§ **TASK TO CARRY OUT**: Please copy out the lines in the entries that contain "Output".
──────── THE RECORDS ────────
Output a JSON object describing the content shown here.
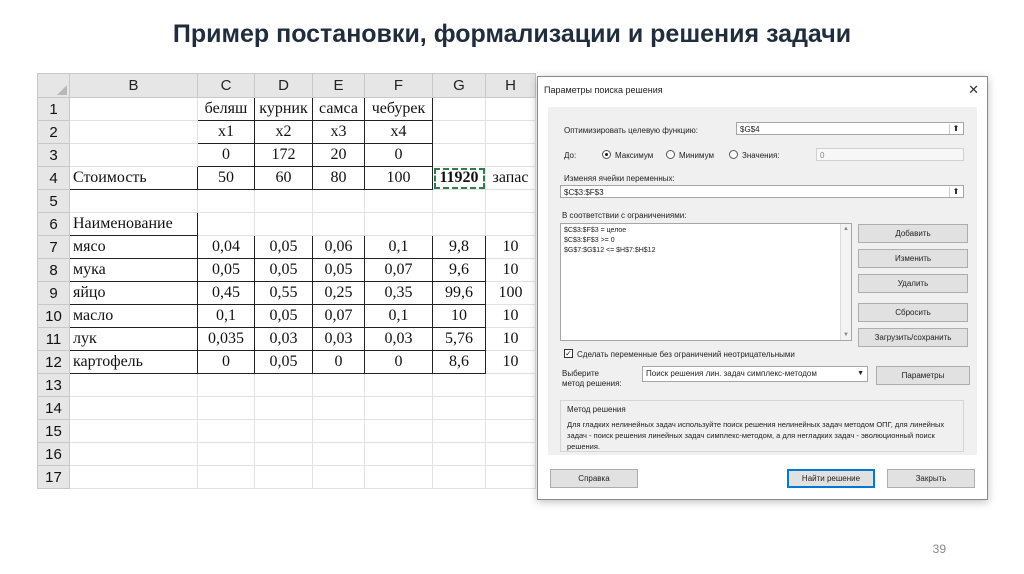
{
  "slide": {
    "title": "Пример постановки, формализации и решения задачи",
    "page_number": "39"
  },
  "sheet": {
    "columns": [
      "B",
      "C",
      "D",
      "E",
      "G",
      "H"
    ],
    "all_columns": [
      "B",
      "C",
      "D",
      "E",
      "F",
      "G",
      "H"
    ],
    "rows": [
      {
        "n": "1",
        "B": "",
        "C": "беляш",
        "D": "курник",
        "E": "самса",
        "F": "чебурек",
        "G": "",
        "H": ""
      },
      {
        "n": "2",
        "B": "",
        "C": "x1",
        "D": "x2",
        "E": "x3",
        "F": "x4",
        "G": "",
        "H": ""
      },
      {
        "n": "3",
        "B": "",
        "C": "0",
        "D": "172",
        "E": "20",
        "F": "0",
        "G": "",
        "H": ""
      },
      {
        "n": "4",
        "B": "Стоимость",
        "C": "50",
        "D": "60",
        "E": "80",
        "F": "100",
        "G": "11920",
        "H": "запас"
      },
      {
        "n": "5",
        "B": "",
        "C": "",
        "D": "",
        "E": "",
        "F": "",
        "G": "",
        "H": ""
      },
      {
        "n": "6",
        "B": "Наименование",
        "C": "",
        "D": "",
        "E": "",
        "F": "",
        "G": "",
        "H": ""
      },
      {
        "n": "7",
        "B": "мясо",
        "C": "0,04",
        "D": "0,05",
        "E": "0,06",
        "F": "0,1",
        "G": "9,8",
        "H": "10"
      },
      {
        "n": "8",
        "B": "мука",
        "C": "0,05",
        "D": "0,05",
        "E": "0,05",
        "F": "0,07",
        "G": "9,6",
        "H": "10"
      },
      {
        "n": "9",
        "B": "яйцо",
        "C": "0,45",
        "D": "0,55",
        "E": "0,25",
        "F": "0,35",
        "G": "99,6",
        "H": "100"
      },
      {
        "n": "10",
        "B": "масло",
        "C": "0,1",
        "D": "0,05",
        "E": "0,07",
        "F": "0,1",
        "G": "10",
        "H": "10"
      },
      {
        "n": "11",
        "B": "лук",
        "C": "0,035",
        "D": "0,03",
        "E": "0,03",
        "F": "0,03",
        "G": "5,76",
        "H": "10"
      },
      {
        "n": "12",
        "B": "картофель",
        "C": "0",
        "D": "0,05",
        "E": "0",
        "F": "0",
        "G": "8,6",
        "H": "10"
      },
      {
        "n": "13",
        "B": "",
        "C": "",
        "D": "",
        "E": "",
        "F": "",
        "G": "",
        "H": ""
      },
      {
        "n": "14",
        "B": "",
        "C": "",
        "D": "",
        "E": "",
        "F": "",
        "G": "",
        "H": ""
      },
      {
        "n": "15",
        "B": "",
        "C": "",
        "D": "",
        "E": "",
        "F": "",
        "G": "",
        "H": ""
      },
      {
        "n": "16",
        "B": "",
        "C": "",
        "D": "",
        "E": "",
        "F": "",
        "G": "",
        "H": ""
      },
      {
        "n": "17",
        "B": "",
        "C": "",
        "D": "",
        "E": "",
        "F": "",
        "G": "",
        "H": ""
      }
    ],
    "highlight_color": "#c0161b"
  },
  "dialog": {
    "title": "Параметры поиска решения",
    "close_glyph": "✕",
    "objective_label": "Оптимизировать целевую функцию:",
    "objective_value": "$G$4",
    "to_label": "До:",
    "radio_max": "Максимум",
    "radio_min": "Минимум",
    "radio_value": "Значения:",
    "value_field": "0",
    "variables_label": "Изменяя ячейки переменных:",
    "variables_value": "$C$3:$F$3",
    "constraints_label": "В соответствии с ограничениями:",
    "constraints": [
      "$C$3:$F$3 = целое",
      "$C$3:$F$3 >= 0",
      "$G$7:$G$12 <= $H$7:$H$12"
    ],
    "btn_add": "Добавить",
    "btn_change": "Изменить",
    "btn_delete": "Удалить",
    "btn_reset": "Сбросить",
    "btn_load_save": "Загрузить/сохранить",
    "checkbox_label": "Сделать переменные без ограничений неотрицательными",
    "method_label_1": "Выберите",
    "method_label_2": "метод решения:",
    "method_value": "Поиск решения лин. задач симплекс-методом",
    "btn_params": "Параметры",
    "method_group_title": "Метод решения",
    "method_description": "Для гладких нелинейных задач используйте поиск решения нелинейных задач методом ОПГ, для линейных задач - поиск решения линейных задач симплекс-методом, а для негладких задач - эволюционный поиск решения.",
    "btn_help": "Справка",
    "btn_solve": "Найти решение",
    "btn_close": "Закрыть",
    "ref_glyph": "⬆"
  }
}
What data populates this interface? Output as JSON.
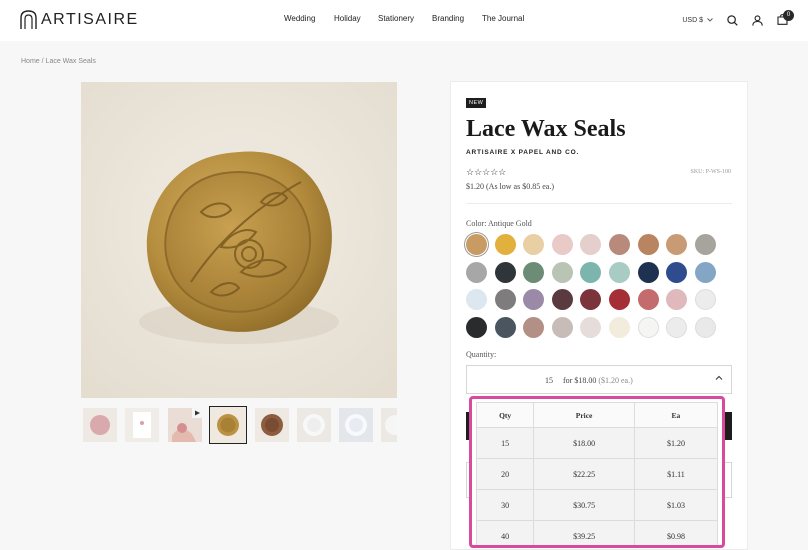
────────
§ **SOLUTION FOR THIS PROBLEM**:
Output a JSON object describing the content shown here.
What data populates this interface? Output as JSON.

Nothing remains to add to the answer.